On the morning of June 17, a strike force of 14 aircraft launched from the carriers USS Midway and USS Bon Homme Richard to conduct a strike on the Thanh Hóa Bridge in North Vietnam. The strike force included six F-4 Phantom II air superiority fighters from Fighter Squadron 21, whose job was to provide cover and protection for the attack aircraft. As the attack planes completed their mission and were returning to the carriers, the radar intercept officers aboard two of the F-4s (in Navy F-4s, the radar intercept officer sat behind the pilot), Lieutenant John C. Smith and Lieutenant Commander Robert Doremus, spotted two radar contacts approximately 45 miles away to the north. Smith’s pilot was Commander Lou Page, and Doremus’s was Lieutenant Jack E. D. Batson. Both pilots moved their Phantoms into attack positions. When the aircrews finally established visual contact, they realized they were facing four North Vietnamese MiG-17s.
As they moved rapidly toward the enemy aircraft from head-on, the American crews targeted separate MiGs, and each fired one of their AIM-7 radar-guided Sparrow missiles at close range. The first missile hit its target, shearing off one MiG’s wing, while the second scored a direct hit, destroying a second MiG-17. Documents declassified 32 years later showed that only one of the four MiG’s later returned to base, confirming that a third MiG was also downed, likely from impacting debris when its wingman was destroyed.
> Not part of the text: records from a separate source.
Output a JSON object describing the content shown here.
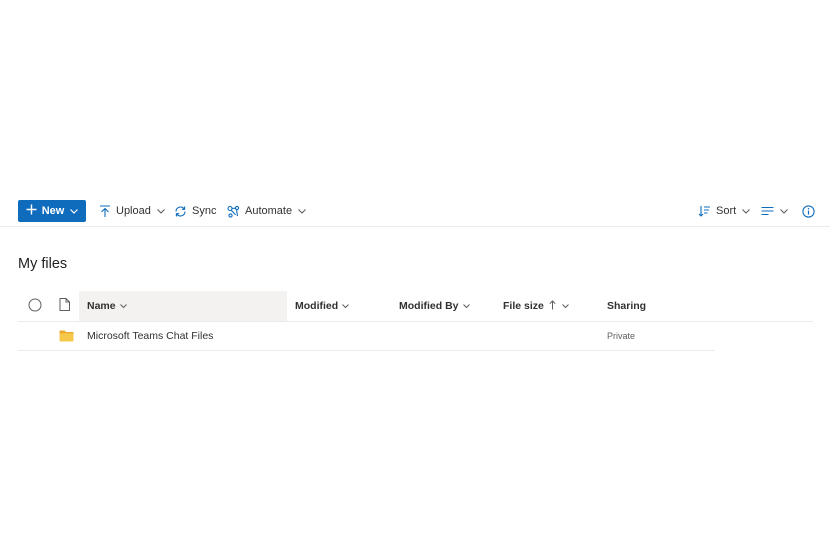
{
  "toolbar": {
    "new_label": "New",
    "upload_label": "Upload",
    "sync_label": "Sync",
    "automate_label": "Automate",
    "sort_label": "Sort"
  },
  "page": {
    "title": "My files"
  },
  "list": {
    "columns": {
      "name": "Name",
      "modified": "Modified",
      "modified_by": "Modified By",
      "file_size": "File size",
      "sharing": "Sharing"
    },
    "rows": [
      {
        "name": "Microsoft Teams Chat Files",
        "modified": "",
        "modified_by": "",
        "file_size": "",
        "sharing": "Private",
        "icon": "folder-icon"
      }
    ]
  },
  "colors": {
    "accent": "#0f6cbd",
    "folder": "#f5c84c",
    "text": "#323130",
    "divider": "#edebe9",
    "header_highlight": "#f3f2f1"
  },
  "icons": [
    "plus-icon",
    "chevron-down-icon",
    "upload-icon",
    "sync-icon",
    "automate-icon",
    "sort-icon",
    "view-options-icon",
    "info-icon",
    "select-all-circle-icon",
    "file-type-icon",
    "sort-ascending-arrow-icon",
    "folder-icon"
  ]
}
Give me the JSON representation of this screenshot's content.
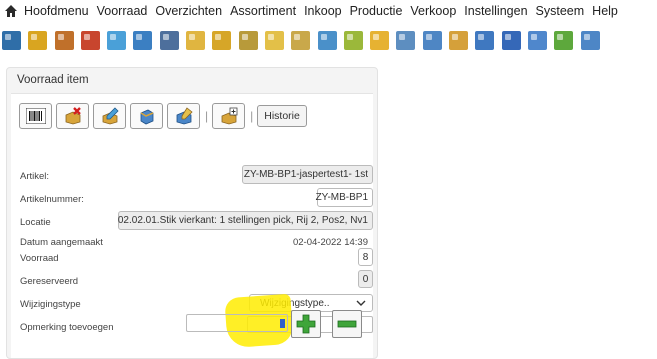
{
  "menu": {
    "items": [
      "Hoofdmenu",
      "Voorraad",
      "Overzichten",
      "Assortiment",
      "Inkoop",
      "Productie",
      "Verkoop",
      "Instellingen",
      "Systeem",
      "Help"
    ],
    "home_icon": "home-icon"
  },
  "toolbar": {
    "icons": [
      {
        "name": "tb-stock-list-icon",
        "color": "#2f6ea8"
      },
      {
        "name": "tb-box-add-icon",
        "color": "#d9a520"
      },
      {
        "name": "tb-users-icon",
        "color": "#c0702a"
      },
      {
        "name": "tb-tools-icon",
        "color": "#c8452e"
      },
      {
        "name": "tb-pencil-icon",
        "color": "#4aa0d8"
      },
      {
        "name": "tb-grid-icon",
        "color": "#3b7fc2"
      },
      {
        "name": "tb-truck-icon",
        "color": "#4d6f9c"
      },
      {
        "name": "tb-edit-icon",
        "color": "#e0b540"
      },
      {
        "name": "tb-box-icon",
        "color": "#d6a628"
      },
      {
        "name": "tb-box-search-icon",
        "color": "#b89a3a"
      },
      {
        "name": "tb-search-icon",
        "color": "#e3c048"
      },
      {
        "name": "tb-zoom-icon",
        "color": "#c9a84a"
      },
      {
        "name": "tb-globe-icon",
        "color": "#4a90c9"
      },
      {
        "name": "tb-cart-icon",
        "color": "#9bb83a"
      },
      {
        "name": "tb-star-icon",
        "color": "#e6b232"
      },
      {
        "name": "tb-pen-icon",
        "color": "#5d8ec0"
      },
      {
        "name": "tb-doc-icon",
        "color": "#4e86c4"
      },
      {
        "name": "tb-gift-icon",
        "color": "#d5a03a"
      },
      {
        "name": "tb-blue-box-icon",
        "color": "#3f78c0"
      },
      {
        "name": "tb-cube-icon",
        "color": "#3568b8"
      },
      {
        "name": "tb-arrow-icon",
        "color": "#4f87cc"
      },
      {
        "name": "tb-check-icon",
        "color": "#5da83c"
      },
      {
        "name": "tb-user-icon",
        "color": "#4d86c6"
      }
    ]
  },
  "panel": {
    "title": "Voorraad item",
    "buttons": {
      "history_label": "Historie",
      "icons": [
        "barcode-icon",
        "delete-icon",
        "edit-icon",
        "move-icon",
        "transfer-icon",
        "add-icon"
      ]
    },
    "fields": {
      "artikel_label": "Artikel:",
      "artikel_value": "ZY-MB-BP1-jaspertest1- 1st",
      "artikelnummer_label": "Artikelnummer:",
      "artikelnummer_value": "ZY-MB-BP1",
      "locatie_label": "Locatie",
      "locatie_value": "02.02.01.Stik vierkant: 1 stellingen pick, Rij 2, Pos2, Nv1",
      "datum_label": "Datum aangemaakt",
      "datum_value": "02-04-2022 14:39",
      "voorraad_label": "Voorraad",
      "voorraad_value": "8",
      "gereserveerd_label": "Gereserveerd",
      "gereserveerd_value": "0",
      "wijzigingstype_label": "Wijzigingstype",
      "wijzigingstype_value": "Wijzigingstype..",
      "opmerking_label": "Opmerking toevoegen",
      "opmerking_value": "",
      "quantity_value": ""
    }
  }
}
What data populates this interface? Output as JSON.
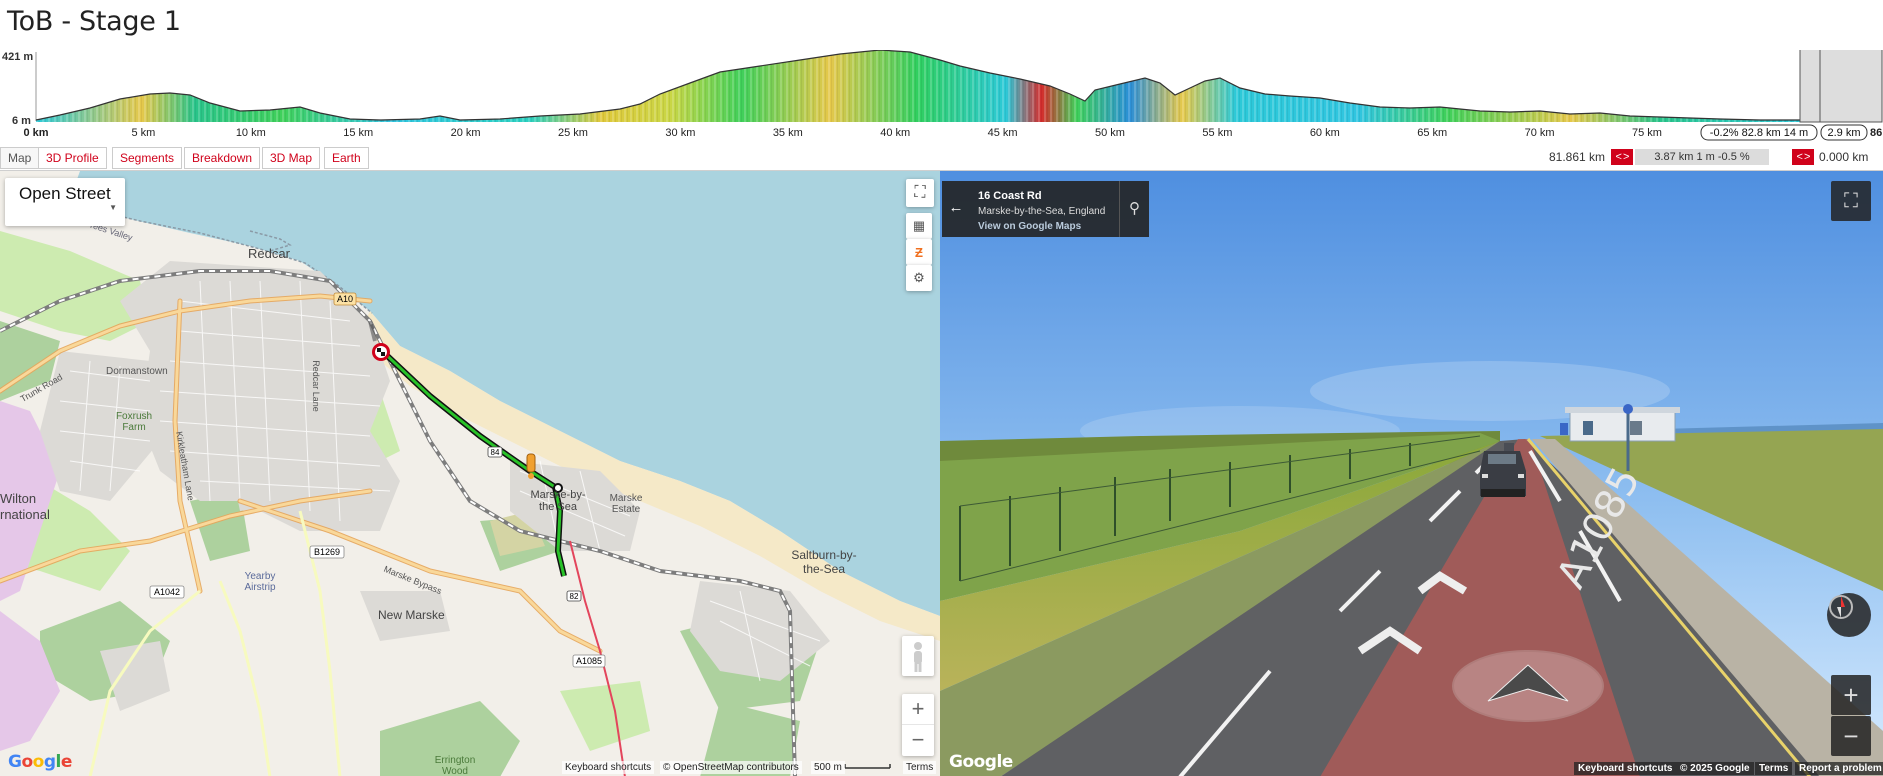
{
  "page": {
    "title": "ToB - Stage 1"
  },
  "profile": {
    "max_label": "421 m",
    "min_label": "6 m",
    "ticks": [
      "0 km",
      "5 km",
      "10 km",
      "15 km",
      "20 km",
      "25 km",
      "30 km",
      "35 km",
      "40 km",
      "45 km",
      "50 km",
      "55 km",
      "60 km",
      "65 km",
      "70 km",
      "75 km"
    ],
    "info_box": "-0.2% 82.8 km 14 m",
    "dist_box": "2.9 km",
    "end_tick": "86"
  },
  "tabs": [
    "Map",
    "3D Profile",
    "Segments",
    "Breakdown",
    "3D Map",
    "Earth"
  ],
  "controls": {
    "left_km": "81.861 km",
    "arrows": "< >",
    "segment": "3.87 km 1 m -0.5 %",
    "right_km": "0.000 km"
  },
  "map": {
    "layer_select": "Open Street",
    "places": {
      "redcar": "Redcar",
      "dormanstown": "Dormanstown",
      "foxrush": "Foxrush Farm",
      "wilton": "Wilton",
      "wilton2": "rnational",
      "marske": "Marske-by-the Sea",
      "marske_estate": "Marske Estate",
      "saltburn": "Saltburn-by-the-Sea",
      "new_marske": "New Marske",
      "yearby": "Yearby Airstrip",
      "errington": "Errington Wood",
      "tees_valley": "Tees Valley",
      "trunk_road": "Trunk Road",
      "marske_bypass": "Marske Bypass",
      "redcar_lane": "Redcar Lane",
      "kirkleatham": "Kirkleatham Lane",
      "a1042": "A1042",
      "b1269": "B1269",
      "a1085": "A1085",
      "a10": "A10",
      "km84": "84",
      "km82": "82"
    },
    "attribution": {
      "google": "Google",
      "shortcuts": "Keyboard shortcuts",
      "osm": "© OpenStreetMap contributors",
      "scale": "500 m",
      "terms": "Terms"
    },
    "zoom_in": "+",
    "zoom_out": "−"
  },
  "streetview": {
    "street": "16 Coast Rd",
    "city": "Marske-by-the-Sea, England",
    "link": "View on Google Maps",
    "road_marking": "A1085",
    "attribution": {
      "google": "Google",
      "shortcuts": "Keyboard shortcuts",
      "copyright": "© 2025 Google",
      "terms": "Terms",
      "report": "Report a problem"
    },
    "zoom_in": "+",
    "zoom_out": "−"
  },
  "colors": {
    "accent": "#d0021b",
    "sea": "#aad3df",
    "route": "#1b7f1b"
  }
}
Now low on fuel and concerned about engaging in a turning dogfight with the remaining North Vietnamese plane (the MiG-17 could quickly out-turn the F-4), Batson recalled that “we disengaged by lighting afterburner, climbing up through an overcast, and rendezvousing. Then we reversed heading, reestablished the [search] formation, and went back through the clouds looking for the rest of the MiGs. We saw smoke trails from our missiles, but no MiGs and one parachute.” With fuel at critically low levels, the Phantoms turned for the coast and headed for the Midway, where they were heartily congratulated by their shipmates for registering the first air-to-air victories of the war. All four men received the Silver Star Medal.
The U.S. Navy and U.S. Air Force used air-to-air missiles extensively for air combat for the first time in Vietnam, and over the course of the war they greatly improved the tactics and techniques required for successful use of these weapons. Navy/Marine Corps aviators downed a total of 61 enemy aircraft during the war, while Air Force Airmen downed 137, the majority using AIM-7 Sparrow and AIM-9 heat-seeking Sidewinder missiles. The Air Force’s sortie-to-loss ratio in Vietnam was the lowest of any American war up to that time, at just 0.4 aircraft per 1,000 sorties.1
1Brad Edward, US Navy F-4 Phantom II MiG Killers, 1965–70 (New York: Osprey Publishing, 2001), 24–27. Peter Davies, USN F-4 Phantom II vs VPAF MiG-17/19, Vietnam 1965–73 (New York: Osprey Publishing, 2009), 5, 53–54. John B. Nichols and Barrett Tillman, On Yankee Station: The Naval Air War Over Vietnam (Annapolis, MD: Naval Institute Press, 1987), 153. John T. Correll, “The Air Force in the Vietnam War,” (Arlington, VA: The Air Force Association and the Aerospace Education Foundation, 2004), 17, 26.